(Excerpts from an interface dataset)
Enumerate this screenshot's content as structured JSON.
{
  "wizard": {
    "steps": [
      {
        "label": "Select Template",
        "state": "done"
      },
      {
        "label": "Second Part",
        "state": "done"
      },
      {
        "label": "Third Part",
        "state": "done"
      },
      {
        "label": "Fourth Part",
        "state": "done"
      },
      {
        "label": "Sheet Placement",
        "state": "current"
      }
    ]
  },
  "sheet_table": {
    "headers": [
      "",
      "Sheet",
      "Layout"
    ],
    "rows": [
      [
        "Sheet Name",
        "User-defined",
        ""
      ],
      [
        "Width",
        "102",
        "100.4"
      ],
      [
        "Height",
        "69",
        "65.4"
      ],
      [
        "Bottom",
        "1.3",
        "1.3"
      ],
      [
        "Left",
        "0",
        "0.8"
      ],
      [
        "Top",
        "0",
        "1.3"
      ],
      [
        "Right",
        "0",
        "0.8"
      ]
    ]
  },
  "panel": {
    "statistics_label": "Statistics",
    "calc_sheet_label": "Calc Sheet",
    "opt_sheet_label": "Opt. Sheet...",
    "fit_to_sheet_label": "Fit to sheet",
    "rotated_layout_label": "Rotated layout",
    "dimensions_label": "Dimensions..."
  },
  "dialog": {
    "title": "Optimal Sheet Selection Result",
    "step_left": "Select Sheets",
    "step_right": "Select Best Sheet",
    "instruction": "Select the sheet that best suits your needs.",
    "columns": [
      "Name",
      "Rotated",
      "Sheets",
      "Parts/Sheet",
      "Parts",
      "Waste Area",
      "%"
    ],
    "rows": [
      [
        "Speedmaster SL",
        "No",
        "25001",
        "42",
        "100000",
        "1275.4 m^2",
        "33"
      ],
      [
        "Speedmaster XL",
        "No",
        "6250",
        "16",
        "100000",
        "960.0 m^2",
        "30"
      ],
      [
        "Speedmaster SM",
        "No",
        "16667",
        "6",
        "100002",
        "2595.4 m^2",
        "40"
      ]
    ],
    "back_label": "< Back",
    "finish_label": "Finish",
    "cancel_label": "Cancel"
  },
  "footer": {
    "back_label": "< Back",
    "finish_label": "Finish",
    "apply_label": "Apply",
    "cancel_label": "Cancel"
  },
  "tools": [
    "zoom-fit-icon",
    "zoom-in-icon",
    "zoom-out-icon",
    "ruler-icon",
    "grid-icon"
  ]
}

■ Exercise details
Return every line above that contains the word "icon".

■ Written solution
    "zoom-fit-icon",
    "zoom-in-icon",
    "zoom-out-icon",
    "ruler-icon",
    "grid-icon"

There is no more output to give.